◆ **WORK ORDER**
Every entry must appear in the answer exactly as written.

App and web page records
*** Begin section ***

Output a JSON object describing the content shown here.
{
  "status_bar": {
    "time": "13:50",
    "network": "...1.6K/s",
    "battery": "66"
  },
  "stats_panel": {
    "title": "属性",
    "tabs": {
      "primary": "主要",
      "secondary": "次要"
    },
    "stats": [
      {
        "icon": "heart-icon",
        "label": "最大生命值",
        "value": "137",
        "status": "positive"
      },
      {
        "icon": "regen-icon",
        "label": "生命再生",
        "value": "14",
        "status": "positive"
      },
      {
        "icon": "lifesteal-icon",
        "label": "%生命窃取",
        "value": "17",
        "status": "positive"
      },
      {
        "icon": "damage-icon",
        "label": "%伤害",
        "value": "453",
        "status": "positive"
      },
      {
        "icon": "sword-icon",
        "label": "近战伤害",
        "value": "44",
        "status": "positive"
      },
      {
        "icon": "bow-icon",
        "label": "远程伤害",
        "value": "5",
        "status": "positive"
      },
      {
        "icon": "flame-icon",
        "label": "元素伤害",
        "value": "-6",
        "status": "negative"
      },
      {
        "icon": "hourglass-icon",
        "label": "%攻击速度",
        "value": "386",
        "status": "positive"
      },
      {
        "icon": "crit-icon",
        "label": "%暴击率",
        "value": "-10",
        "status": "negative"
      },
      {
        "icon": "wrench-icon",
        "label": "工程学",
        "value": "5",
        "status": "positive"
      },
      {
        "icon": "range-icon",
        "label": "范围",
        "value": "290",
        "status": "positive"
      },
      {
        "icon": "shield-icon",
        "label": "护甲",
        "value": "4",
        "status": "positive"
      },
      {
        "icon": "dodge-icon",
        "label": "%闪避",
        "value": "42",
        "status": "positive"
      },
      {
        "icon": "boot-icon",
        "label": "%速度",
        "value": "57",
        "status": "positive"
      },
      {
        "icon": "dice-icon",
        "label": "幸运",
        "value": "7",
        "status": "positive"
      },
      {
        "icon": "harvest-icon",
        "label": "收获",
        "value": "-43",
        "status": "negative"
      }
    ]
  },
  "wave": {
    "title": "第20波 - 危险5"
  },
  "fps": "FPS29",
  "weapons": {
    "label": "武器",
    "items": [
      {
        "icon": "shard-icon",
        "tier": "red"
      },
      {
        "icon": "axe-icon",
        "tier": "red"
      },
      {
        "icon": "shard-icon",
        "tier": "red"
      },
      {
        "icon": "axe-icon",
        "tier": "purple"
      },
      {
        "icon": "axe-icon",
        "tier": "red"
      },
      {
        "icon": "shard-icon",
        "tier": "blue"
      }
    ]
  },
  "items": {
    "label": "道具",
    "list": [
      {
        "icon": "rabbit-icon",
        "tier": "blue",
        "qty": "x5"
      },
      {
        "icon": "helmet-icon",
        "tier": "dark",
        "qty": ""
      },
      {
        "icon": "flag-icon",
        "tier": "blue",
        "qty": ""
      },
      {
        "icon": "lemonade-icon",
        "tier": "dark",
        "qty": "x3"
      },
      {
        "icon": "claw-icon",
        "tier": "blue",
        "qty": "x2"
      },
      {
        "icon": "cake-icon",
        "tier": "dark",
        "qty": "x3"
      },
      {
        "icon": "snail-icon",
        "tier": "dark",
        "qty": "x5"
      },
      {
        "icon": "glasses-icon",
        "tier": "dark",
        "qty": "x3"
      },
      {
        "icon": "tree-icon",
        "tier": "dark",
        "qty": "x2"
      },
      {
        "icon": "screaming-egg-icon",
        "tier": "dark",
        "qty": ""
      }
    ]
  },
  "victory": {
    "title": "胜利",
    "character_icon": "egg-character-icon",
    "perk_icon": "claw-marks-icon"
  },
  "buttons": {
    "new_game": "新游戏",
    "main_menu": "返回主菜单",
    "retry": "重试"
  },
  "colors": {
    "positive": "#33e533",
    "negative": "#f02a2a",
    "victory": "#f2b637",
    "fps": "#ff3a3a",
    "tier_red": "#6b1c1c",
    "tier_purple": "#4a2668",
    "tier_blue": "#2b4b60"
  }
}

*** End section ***

◆ **EXPECTED OUTPUT**
Output a JSON object describing the content shown here.
{
  "status_bar": {
    "time": "13:50",
    "network": "...1.6K/s",
    "battery": "66"
  },
  "stats_panel": {
    "title": "属性",
    "tabs": {
      "primary": "主要",
      "secondary": "次要"
    },
    "stats": [
      {
        "icon": "heart-icon",
        "label": "最大生命值",
        "value": "137",
        "status": "positive"
      },
      {
        "icon": "regen-icon",
        "label": "生命再生",
        "value": "14",
        "status": "positive"
      },
      {
        "icon": "lifesteal-icon",
        "label": "%生命窃取",
        "value": "17",
        "status": "positive"
      },
      {
        "icon": "damage-icon",
        "label": "%伤害",
        "value": "453",
        "status": "positive"
      },
      {
        "icon": "sword-icon",
        "label": "近战伤害",
        "value": "44",
        "status": "positive"
      },
      {
        "icon": "bow-icon",
        "label": "远程伤害",
        "value": "5",
        "status": "positive"
      },
      {
        "icon": "flame-icon",
        "label": "元素伤害",
        "value": "-6",
        "status": "negative"
      },
      {
        "icon": "hourglass-icon",
        "label": "%攻击速度",
        "value": "386",
        "status": "positive"
      },
      {
        "icon": "crit-icon",
        "label": "%暴击率",
        "value": "-10",
        "status": "negative"
      },
      {
        "icon": "wrench-icon",
        "label": "工程学",
        "value": "5",
        "status": "positive"
      },
      {
        "icon": "range-icon",
        "label": "范围",
        "value": "290",
        "status": "positive"
      },
      {
        "icon": "shield-icon",
        "label": "护甲",
        "value": "4",
        "status": "positive"
      },
      {
        "icon": "dodge-icon",
        "label": "%闪避",
        "value": "42",
        "status": "positive"
      },
      {
        "icon": "boot-icon",
        "label": "%速度",
        "value": "57",
        "status": "positive"
      },
      {
        "icon": "dice-icon",
        "label": "幸运",
        "value": "7",
        "status": "positive"
      },
      {
        "icon": "harvest-icon",
        "label": "收获",
        "value": "-43",
        "status": "negative"
      }
    ]
  },
  "wave": {
    "title": "第20波 - 危险5"
  },
  "fps": "FPS29",
  "weapons": {
    "label": "武器",
    "items": [
      {
        "icon": "shard-icon",
        "tier": "red"
      },
      {
        "icon": "axe-icon",
        "tier": "red"
      },
      {
        "icon": "shard-icon",
        "tier": "red"
      },
      {
        "icon": "axe-icon",
        "tier": "purple"
      },
      {
        "icon": "axe-icon",
        "tier": "red"
      },
      {
        "icon": "shard-icon",
        "tier": "blue"
      }
    ]
  },
  "items": {
    "label": "道具",
    "list": [
      {
        "icon": "rabbit-icon",
        "tier": "blue",
        "qty": "x5"
      },
      {
        "icon": "helmet-icon",
        "tier": "dark",
        "qty": ""
      },
      {
        "icon": "flag-icon",
        "tier": "blue",
        "qty": ""
      },
      {
        "icon": "lemonade-icon",
        "tier": "dark",
        "qty": "x3"
      },
      {
        "icon": "claw-icon",
        "tier": "blue",
        "qty": "x2"
      },
      {
        "icon": "cake-icon",
        "tier": "dark",
        "qty": "x3"
      },
      {
        "icon": "snail-icon",
        "tier": "dark",
        "qty": "x5"
      },
      {
        "icon": "glasses-icon",
        "tier": "dark",
        "qty": "x3"
      },
      {
        "icon": "tree-icon",
        "tier": "dark",
        "qty": "x2"
      },
      {
        "icon": "screaming-egg-icon",
        "tier": "dark",
        "qty": ""
      }
    ]
  },
  "victory": {
    "title": "胜利",
    "character_icon": "egg-character-icon",
    "perk_icon": "claw-marks-icon"
  },
  "buttons": {
    "new_game": "新游戏",
    "main_menu": "返回主菜单",
    "retry": "重试"
  },
  "colors": {
    "positive": "#33e533",
    "negative": "#f02a2a",
    "victory": "#f2b637",
    "fps": "#ff3a3a",
    "tier_red": "#6b1c1c",
    "tier_purple": "#4a2668",
    "tier_blue": "#2b4b60"
  }
}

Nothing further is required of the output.